Vulnerabilities Found in a WordPress Plugin Are Posing Remote Code Execution Risks
Multiple Vulnerabilities Discovered in a Popular WordPress Plugin Used to Upload Profile Photos Could Allow Attackers to Achieve Remote Code Execution.
Last updated on July 1, 2021
Multiple WordPress plugin vulnerabilities that got assigned a CVSS score of 9.8 were discovered in May by the researchers at Wordfence. These vulnerabilities made it possible for an attacker to escalate its user privileges and upload malicious code, resulting in the complete takeover of a WordPress site.
The plugin we are talking about is ProfilePress, which was formerly named WP User Avatar. This plugin is meant to facilitate the upload of WordPress user profile images, and it has over 40,000 installs, according to Wordfence.
It looks like even if originally its only functionality was to upload photos, a recent change augmented the plugin with some new features that include user login and registration, and this is the area in which the plugin vulnerabilities were found.
The first vulnerability (CVE-2021-34621) is a privilege escalation flaw according to the researchers at Wordfence.
During user registration, users could supply arbitrary user metadata that would get updated during the registration process.
This included the wp_capabilities user meta that controls a user’s capabilities and role. This made it possible for a user to supply wp_capabilties as an array parameter while registering, which would grant them the supplied capabilities, allowing them to set their role to any role they wanted, including administrator.
There was not possible to validate the fact that user registration was enabled on the site, therefore users could register as an administrator even on sites where user registration was disabled, in this way allowing attackers to “completely take over” a vulnerable WordPress site with very little effort.
The next vulnerability addressed is a privilege escalation bug (CVE-2021-34622) found in the user profile update functionality that used the same method as above, but did require the attacker to have an account on a vulnerable site in order for the exploit to work.

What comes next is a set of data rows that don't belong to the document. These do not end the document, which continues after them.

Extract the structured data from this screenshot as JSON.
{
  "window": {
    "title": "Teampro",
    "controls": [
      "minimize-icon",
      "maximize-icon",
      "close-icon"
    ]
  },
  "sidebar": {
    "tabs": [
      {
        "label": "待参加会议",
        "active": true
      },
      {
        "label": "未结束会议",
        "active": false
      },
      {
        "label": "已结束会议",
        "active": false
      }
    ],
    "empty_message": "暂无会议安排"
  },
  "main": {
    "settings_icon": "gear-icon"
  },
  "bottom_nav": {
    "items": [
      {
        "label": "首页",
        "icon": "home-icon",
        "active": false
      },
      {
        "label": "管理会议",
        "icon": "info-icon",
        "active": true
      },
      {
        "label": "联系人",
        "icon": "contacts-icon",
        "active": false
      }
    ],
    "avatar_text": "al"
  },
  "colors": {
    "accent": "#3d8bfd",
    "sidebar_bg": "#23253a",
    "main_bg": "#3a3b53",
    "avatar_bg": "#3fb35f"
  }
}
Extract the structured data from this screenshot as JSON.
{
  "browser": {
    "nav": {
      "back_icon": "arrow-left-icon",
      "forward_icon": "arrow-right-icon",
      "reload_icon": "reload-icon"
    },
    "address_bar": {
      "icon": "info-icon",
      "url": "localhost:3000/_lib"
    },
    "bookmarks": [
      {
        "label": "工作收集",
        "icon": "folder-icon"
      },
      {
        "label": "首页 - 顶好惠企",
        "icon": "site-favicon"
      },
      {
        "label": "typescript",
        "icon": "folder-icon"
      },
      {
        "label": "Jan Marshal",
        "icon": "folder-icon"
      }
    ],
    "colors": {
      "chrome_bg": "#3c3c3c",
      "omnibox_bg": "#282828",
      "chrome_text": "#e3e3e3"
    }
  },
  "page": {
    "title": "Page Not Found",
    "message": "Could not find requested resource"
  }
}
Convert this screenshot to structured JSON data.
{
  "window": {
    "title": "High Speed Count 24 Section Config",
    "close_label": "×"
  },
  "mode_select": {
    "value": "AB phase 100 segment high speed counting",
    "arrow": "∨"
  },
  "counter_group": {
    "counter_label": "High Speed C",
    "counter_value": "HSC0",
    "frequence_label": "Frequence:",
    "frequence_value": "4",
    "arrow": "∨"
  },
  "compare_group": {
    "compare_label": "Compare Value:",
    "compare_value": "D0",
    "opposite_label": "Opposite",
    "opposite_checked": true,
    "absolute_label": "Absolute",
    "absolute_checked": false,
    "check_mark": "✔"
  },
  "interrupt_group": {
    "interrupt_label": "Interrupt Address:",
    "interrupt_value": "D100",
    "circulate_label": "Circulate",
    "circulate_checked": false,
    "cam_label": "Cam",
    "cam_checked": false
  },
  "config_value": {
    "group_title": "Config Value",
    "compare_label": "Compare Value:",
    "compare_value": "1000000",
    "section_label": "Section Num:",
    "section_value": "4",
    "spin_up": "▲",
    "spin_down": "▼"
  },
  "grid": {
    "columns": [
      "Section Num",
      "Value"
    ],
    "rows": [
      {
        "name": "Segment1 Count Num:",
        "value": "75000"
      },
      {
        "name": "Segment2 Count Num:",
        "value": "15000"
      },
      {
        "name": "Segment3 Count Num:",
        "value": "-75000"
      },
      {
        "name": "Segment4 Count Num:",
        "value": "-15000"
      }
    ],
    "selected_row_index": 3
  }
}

However, since the registration function did not validate if user registration was enabled, a user could easily sign up and exploit this vulnerability, if they were not able to exploit the privilege escalation vulnerability during registration.
Arbitrary file upload in the image uploader component (CVE-2021-34623) was another WordPress plugin vulnerability that the researchers noticed, as the image uploader from ProfilePress was insecurely implemented using the exif_imagetype function to determine whether a file was safe or not, thus any attacker could disguise a malicious file by uploading a spoofed file which would bypass the exif_imagetype check.
This WordPress plugin vulnerability could’ve been exploited in order to upload a web shell that would allow an attacker to RCE and run commands on a server.
Last but not least, CVE-2021-34624 was another arbitrary file upload vulnerability found in the plugin’s “custom fields” functionality, that also checks for malicious files, and that could’ve been exploited in order to achieve remote code execution.
Chloe Chamberland, the threat analyst that discovered the bug declared for The Daily Swig:
I did a routine search for wp_ajax hooks and found that this plugin had introduced some new AJAX actions that I hadn’t previously noticed before, which led to me further investigating them. That eventually led to the discovery of the arbitrary file upload vulnerabilities since they were also associated with the user registration functionality.
Dora is a digital marketing specialist within Heimdal™ Security. She is a content creator at heart - always curious about technology and passionate about finding out everything there is to know about cybersecurity.